The world consists of natural inclinations: The desires of the eyes, the desires of the flesh and the pride of life (or pride in possessions). John Piper puts it well in his book Future Grace, “No one sins out of duty. We sin because we want to. Sin promises happiness, and we buy the lie.” It’s easy to be lazy; our flesh loves it. It’s easy to sit and be entertained for hours at a time. We are prone to loving the world because it requires no real effort. Love, devotion, commitment to pleasure is not always an active decision we make, but often the natural consequence of choices we don’t

Relationship with God is a regular and active choice. Knowing God requires that we think deeply and reflectively, and communicating with Him doesn’t happen unless we’re intentional with our prayers. Salvation is free, and costs us our lives at the same time. Paul describes his Christian experience as being crucified with Christ (Galatians 2:20) and Jesus tells us we’ll need to take up our crosses (an image of death) daily (Luke 9:23). The author of Hebrews talks about striving to enter God’s rest so as not to enter into disobedience (Hebrews 4:11). To know God is to choose a lifestyle of daily sacrifice and to love Him, not pleasure.

 “Therefore, since we are surrounded by so great a cloud of witnesses, let us also lay aside every weight, and sin which clings so closely, and let us run with endurance the race that is set before us, looking to Jesus, the founder and perfecter of our faith, who for the joy that was set before him endured the cross, despising the shame, and is seated at the right hand of the throne of God.” – Hebrews 12:1,2

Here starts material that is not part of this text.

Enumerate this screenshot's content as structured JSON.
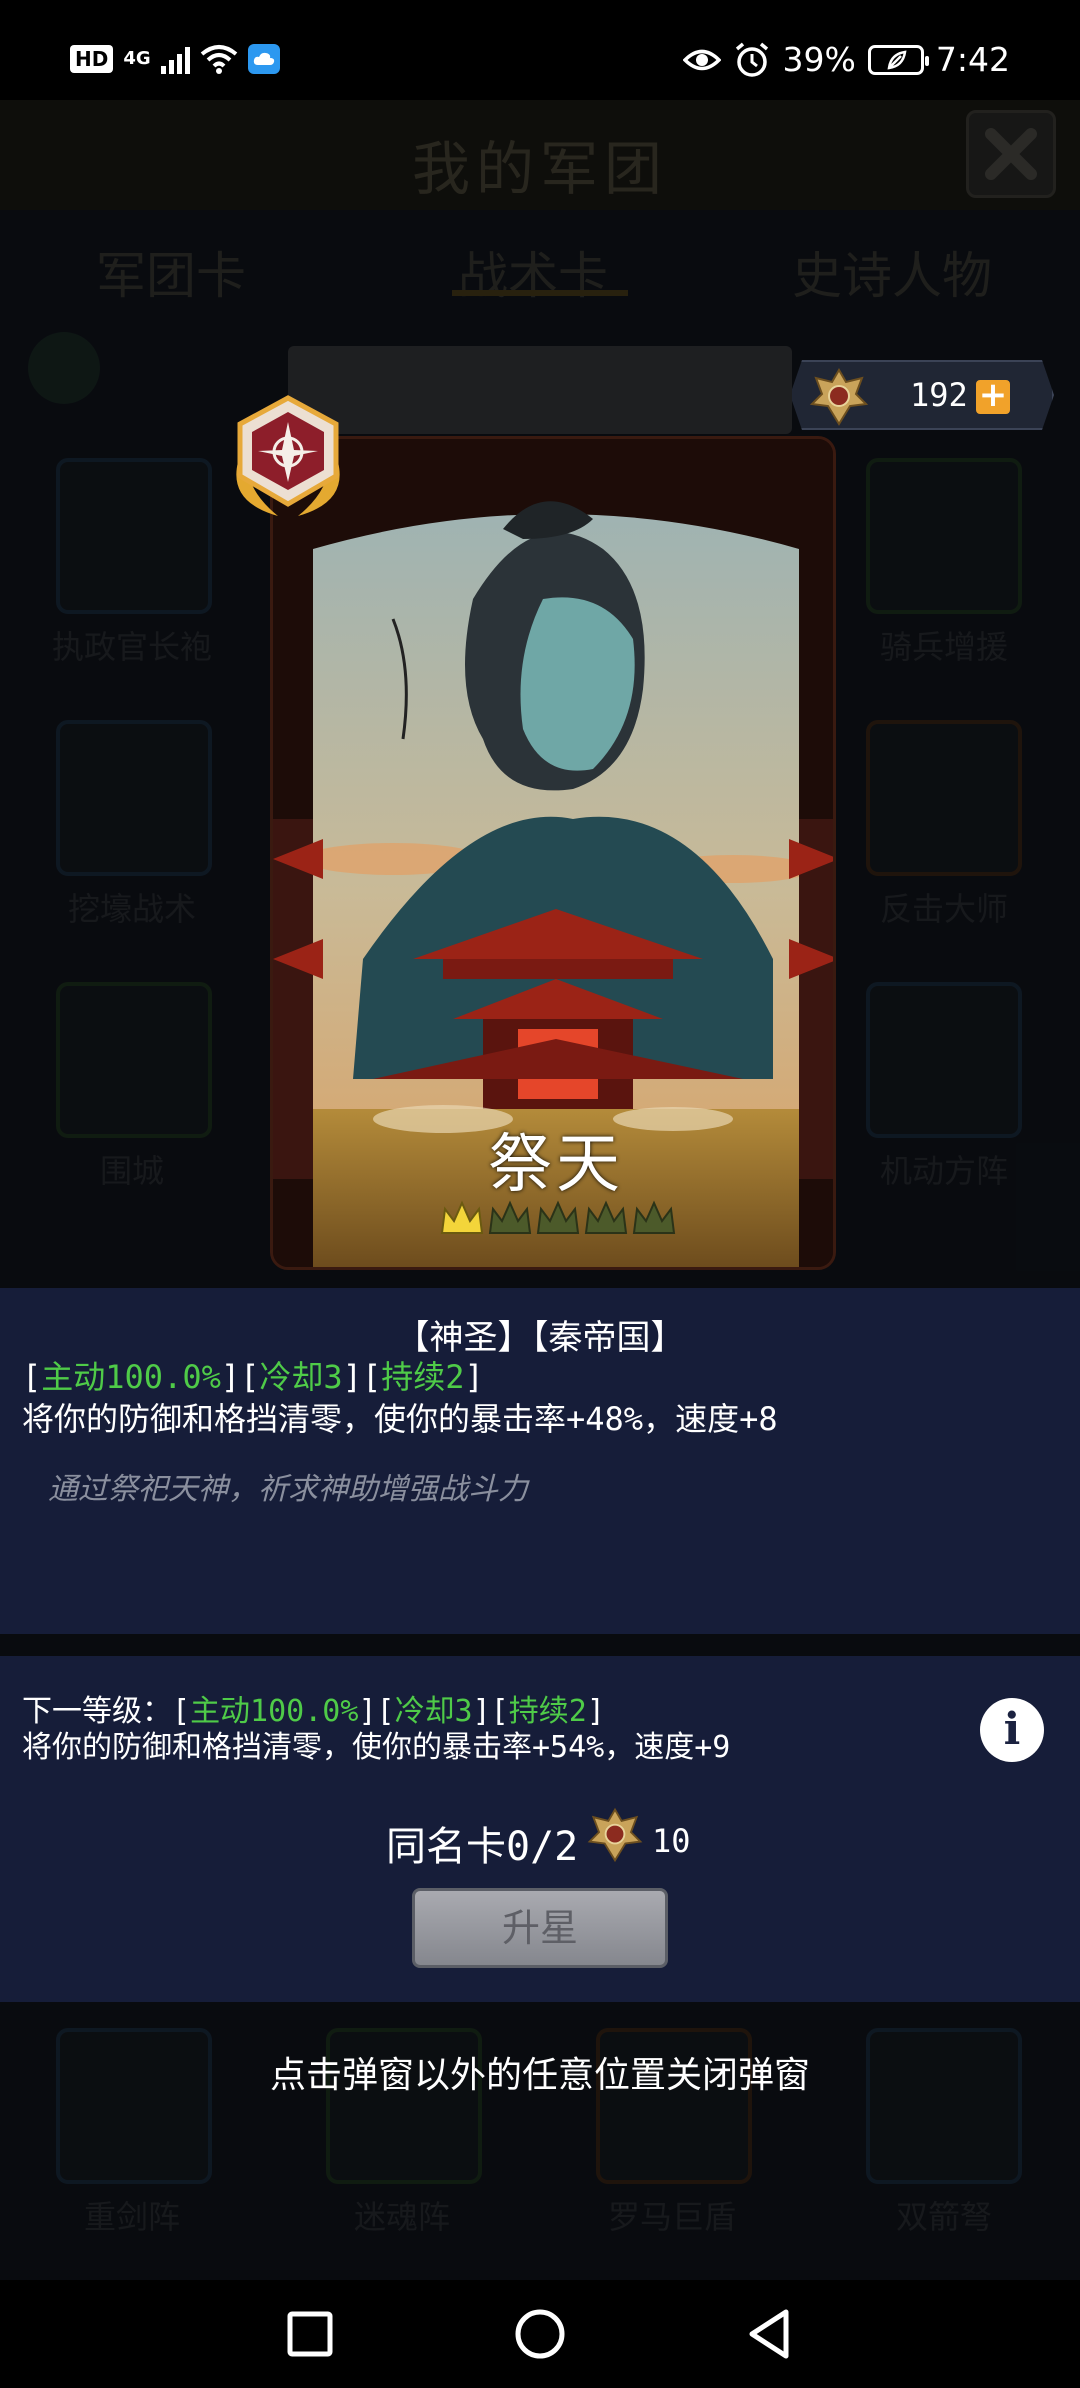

Jesus endured the cross for the joy that was set before Him. There was a plan, from before the foundation of the world to save humanity by paying the penalty for our sins. This plan was rooted in God’s love for His creation, made in His image. Since the fall of man in Genesis, God has been on mission to redeem man, cumulating at the cross. Jesus had a purpose set before Him and gave up everything to fulfill it. And now He is exalted, sitting at the right hand of the Father, having inherited a name that is more excellent than the angels (Hebrews 1:4).

He sets before us a purpose. Ephesians 2:10 tells us, “For we are his workmanship, created in Christ Jesus for good works, which God prepared beforehand, that we should walk in them.” A life driven by our God-given purpose will protect from the destruction that comes from pursuing the pleasures of this world. What’s your purpose? How are you uniquely gifted to make God’s kingdom known?

For many of you and for me, it’s the beginning of a long summer break. It’s easy to slip into laziness, hours online doing nothing or making fun the goal each day. You can spend the summer looking for new ways to be entertained, being deeply unsatisfied. Or you can be a part of a mission that’s been going on since before the world was created. Don’t lose sight of the purpose to which you were called. Pleasure is not bad, but it can become a weight that so easily entangles (Hebrews 12:1).